Abr 9, 8:35 pm

>283 Tuna_Melon:
In the days when the Gavron Family owned the Folio Society, copy number one of every limited edition went to them. Now that the FS is owned by its employees, LE No.1 is available to the average purchaser, which enabled folio_books to get his copy.

Abr 10, 1:25 pm

I have one or two (quite old) limited editions with a blank where the number should be, presumably spare copies originally retained by the publisher. They didn't appear to be any cheaper than others with a number and I'm not at all bothered by the lack. One of these is a 19-volume set of Samuel Richardson from 1902. I replaced one volume, which was slightly below par, with an odd copy I was able to find on the market. That too was unnumbered.
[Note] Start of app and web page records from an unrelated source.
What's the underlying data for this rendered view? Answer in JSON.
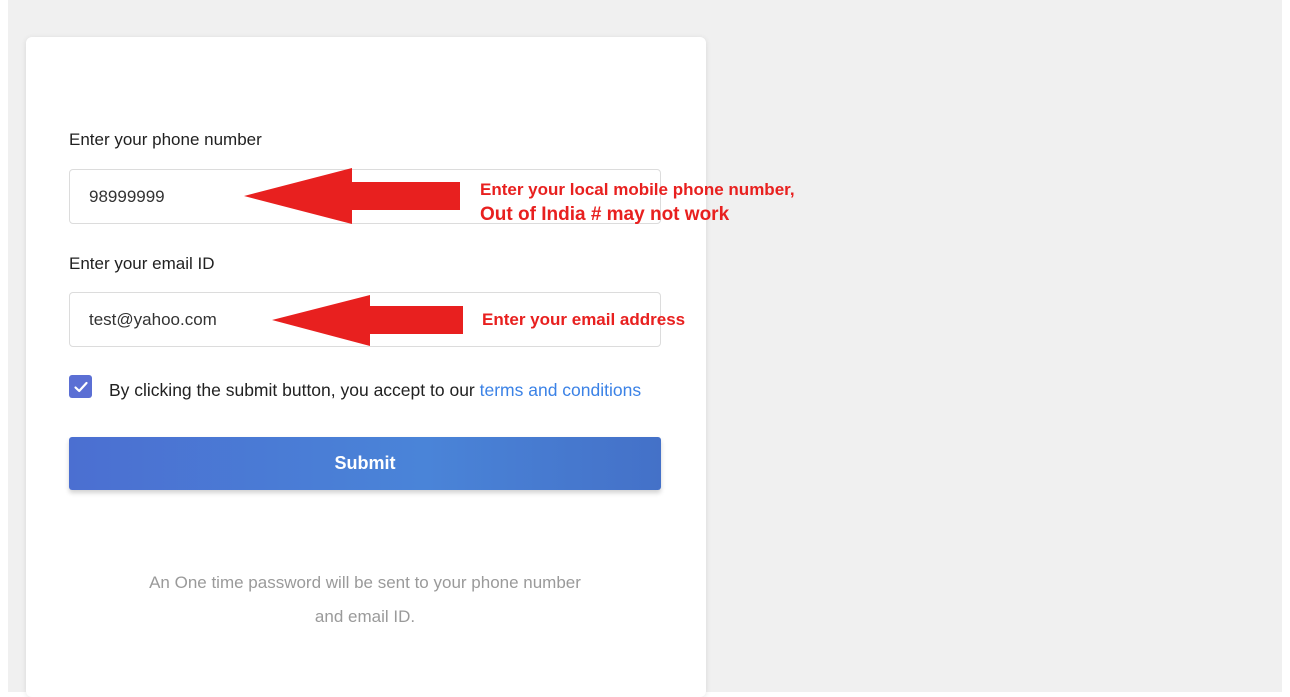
{
  "form": {
    "phone_label": "Enter your phone number",
    "phone_value": "98999999",
    "email_label": "Enter your email ID",
    "email_value": "test@yahoo.com",
    "terms_text": "By clicking the submit button, you accept to our ",
    "terms_link": "terms and conditions",
    "terms_checked": true,
    "submit_label": "Submit",
    "otp_note_line1": "An One time password will be sent to your phone number",
    "otp_note_line2": "and email ID."
  },
  "annotations": {
    "phone_note_line1": "Enter your local mobile phone number,",
    "phone_note_line2": "Out of India # may not work",
    "email_note": "Enter your email address",
    "arrow_color": "#e8201f"
  },
  "colors": {
    "accent": "#4a7bd6",
    "checkbox": "#5b6fd4",
    "link": "#3b82e6",
    "annotation": "#e8201f",
    "background": "#f0f0f0"
  }
}
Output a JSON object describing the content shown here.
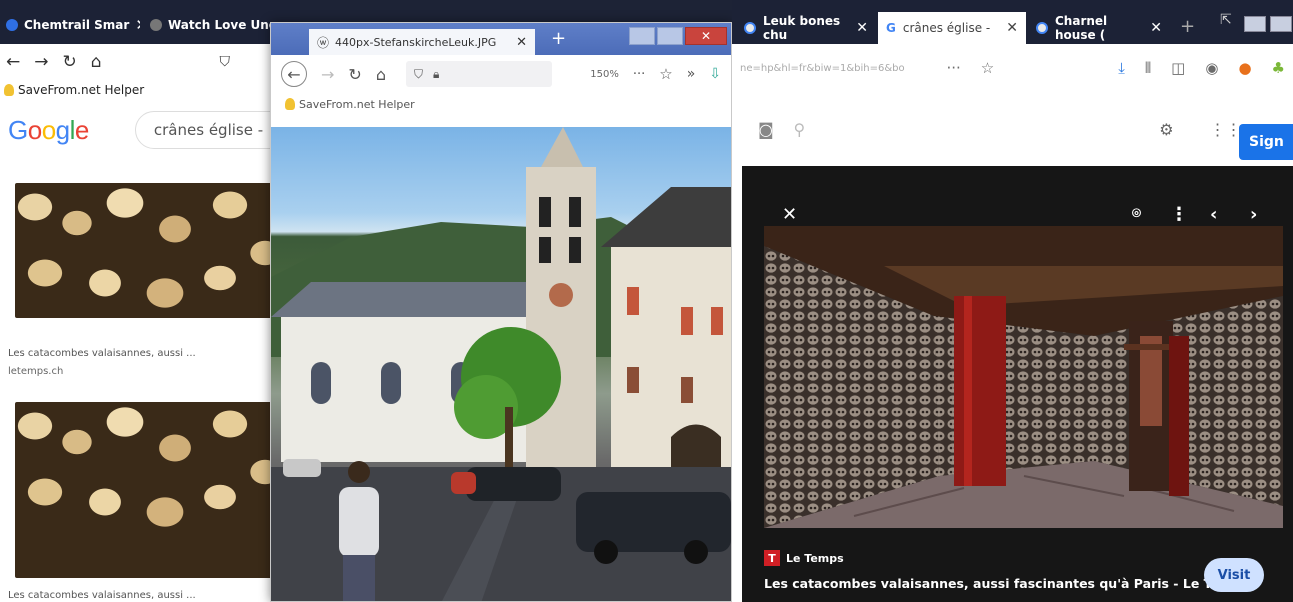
{
  "left_window": {
    "tabs": [
      {
        "label": "Chemtrail Smar"
      },
      {
        "label": "Watch Love Unc"
      }
    ],
    "bookmark": "SaveFrom.net Helper",
    "google_logo": "Google",
    "search_value": "crânes église -",
    "results": [
      {
        "title": "Les catacombes valaisannes, aussi ...",
        "source": "letemps.ch"
      },
      {
        "title": "Les catacombes valaisannes, aussi ..."
      }
    ]
  },
  "middle_window": {
    "tab_title": "440px-StefanskircheLeuk.JPG",
    "zoom": "150%",
    "bookmark": "SaveFrom.net Helper"
  },
  "right_window": {
    "tabs": [
      {
        "label": "Leuk bones chu"
      },
      {
        "label": "crânes église -",
        "active": true
      },
      {
        "label": "Charnel house ("
      }
    ],
    "url": "ne=hp&hl=fr&biw=1&bih=6&bo",
    "sign_in": "Sign",
    "source": "Le Temps",
    "caption": "Les catacombes valaisannes, aussi fascinantes qu'à Paris - Le T...",
    "visit": "Visit"
  },
  "colors": {
    "tab_bg": "#1c2236",
    "google_blue": "#4285f4",
    "google_red": "#ea4335",
    "google_yellow": "#fbbc05",
    "google_green": "#34a853",
    "sign_in_bg": "#1a73e8",
    "source_icon": "#d01f25"
  }
}
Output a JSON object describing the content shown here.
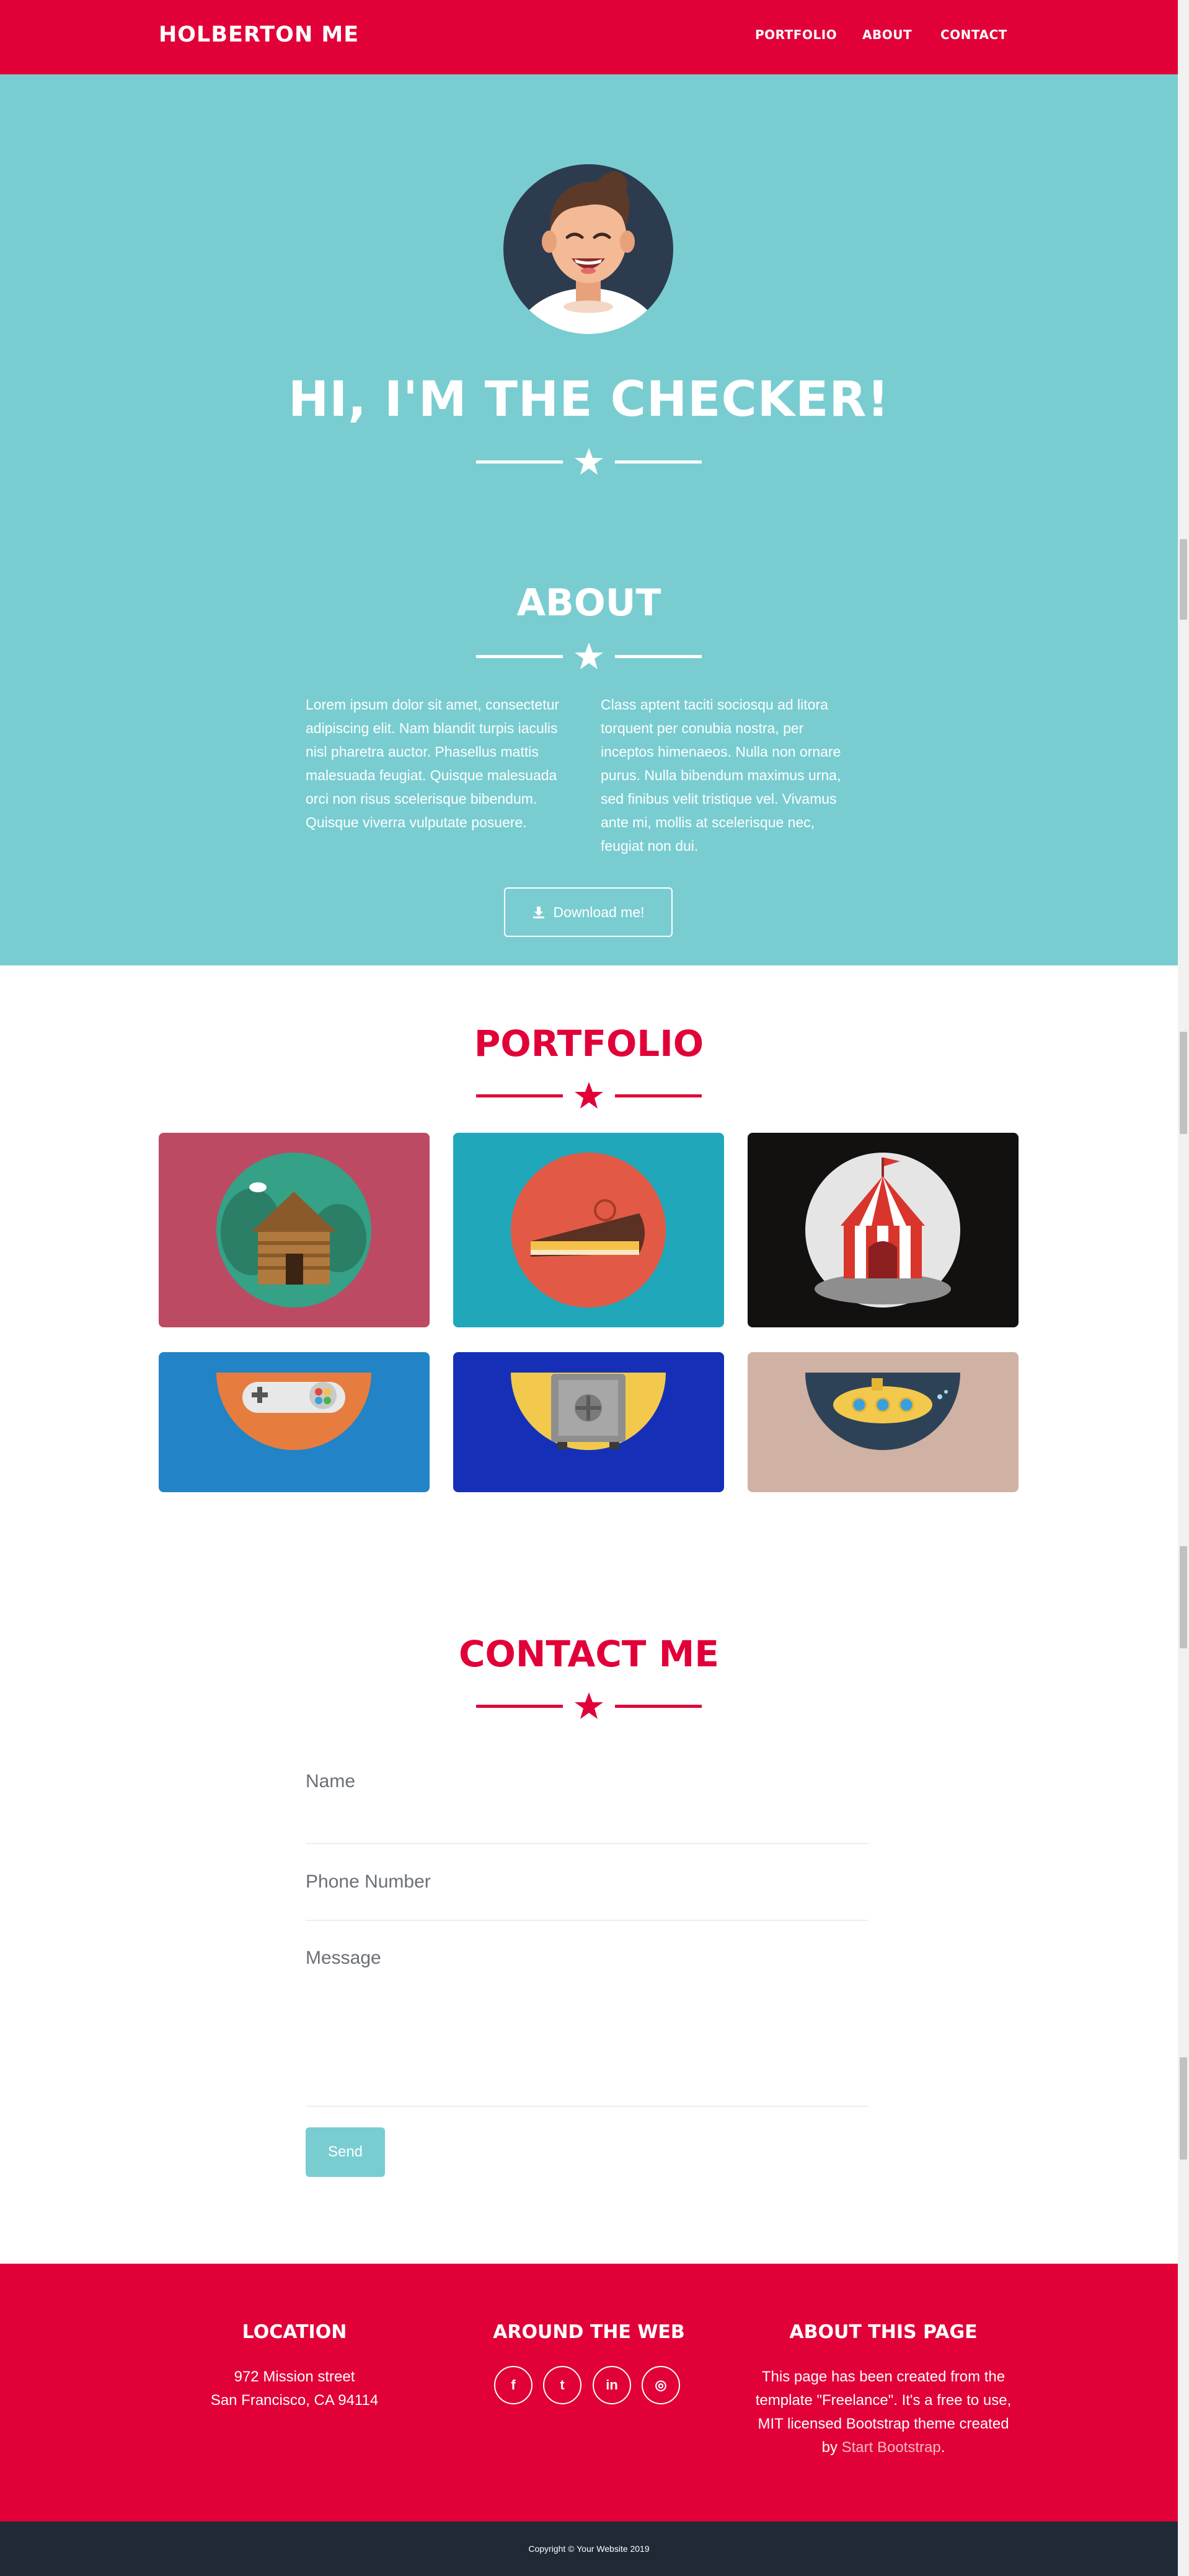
{
  "navbar": {
    "brand": "HOLBERTON ME",
    "links": [
      "PORTFOLIO",
      "ABOUT",
      "CONTACT"
    ]
  },
  "hero": {
    "title": "HI, I'M THE CHECKER!"
  },
  "about": {
    "title": "ABOUT",
    "col1": [
      "Lorem ipsum dolor sit amet, consectetur",
      "adipiscing elit. Nam blandit turpis iaculis",
      "nisl pharetra auctor. Phasellus mattis",
      "malesuada feugiat. Quisque malesuada",
      "orci non risus scelerisque bibendum.",
      "Quisque viverra vulputate posuere."
    ],
    "col2": [
      "Class aptent taciti sociosqu ad litora",
      "torquent per conubia nostra, per",
      "inceptos himenaeos. Nulla non ornare",
      "purus. Nulla bibendum maximus urna,",
      "sed finibus velit tristique vel. Vivamus",
      "ante mi, mollis at scelerisque nec,",
      "feugiat non dui."
    ],
    "download_label": "Download me!"
  },
  "portfolio": {
    "title": "PORTFOLIO",
    "tiles": [
      {
        "icon": "cabin-icon",
        "bg": "#bd4a63"
      },
      {
        "icon": "cake-icon",
        "bg": "#21a7ba"
      },
      {
        "icon": "circus-tent-icon",
        "bg": "#131010"
      },
      {
        "icon": "game-controller-icon",
        "bg": "#2283c6"
      },
      {
        "icon": "safe-icon",
        "bg": "#1530b7"
      },
      {
        "icon": "submarine-icon",
        "bg": "#cfb2a3"
      }
    ]
  },
  "contact": {
    "title": "CONTACT ME",
    "name_placeholder": "Name",
    "phone_placeholder": "Phone Number",
    "message_placeholder": "Message",
    "send_label": "Send"
  },
  "footer": {
    "location_title": "LOCATION",
    "address_line1": "972 Mission street",
    "address_line2": "San Francisco, CA 94114",
    "web_title": "AROUND THE WEB",
    "social": [
      {
        "icon": "facebook-icon",
        "glyph": "f"
      },
      {
        "icon": "twitter-icon",
        "glyph": "t"
      },
      {
        "icon": "linkedin-icon",
        "glyph": "in"
      },
      {
        "icon": "dribbble-icon",
        "glyph": "◎"
      }
    ],
    "about_title": "ABOUT THIS PAGE",
    "about_line1": "This page has been created from the",
    "about_line2": "template \"Freelance\". It's a free to use,",
    "about_line3": "MIT licensed Bootstrap theme created",
    "about_by": "by ",
    "about_link": "Start Bootstrap",
    "about_end": "."
  },
  "copyright": "Copyright © Your Website 2019",
  "colors": {
    "primary_red": "#e10038",
    "teal": "#79cdd1",
    "dark": "#1f2a36"
  }
}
And I see that of the two complete sets currently on AbeBooks, the better and much more expensive one is also without a number. Does anyone have any views on these - market forces, psychology, or otherwise?

Editado: Abr 10, 11:04 pm

>274 ultrarightist: Someone paid $6m on auction for the first appearance of Superman. You should let them know they overpaid, the cover price may have been closer to 25 cents!

Abr 10, 11:29 pm

25 cents.
Another 4 years of 3.5% monthly inflation and it’s gonna cost 35 cents! Backbreaker

Abr 11, 10:47 pm

>286 What_What: Retail price ("cover price" for a comic book) is NOT the same thing as value put on a limitation number. For instance, if you were purchasing a limited edition of The Shining, you would certainly pay a premium to have limitation #237. But, if you were around in 1938 to purchase Action Comics #1, you would have paid ten cents for a copy, all 200,000 copies were the exact same price.

Abr 13, 7:07 am

>288 astropi: I know, I’m just pulling your leg.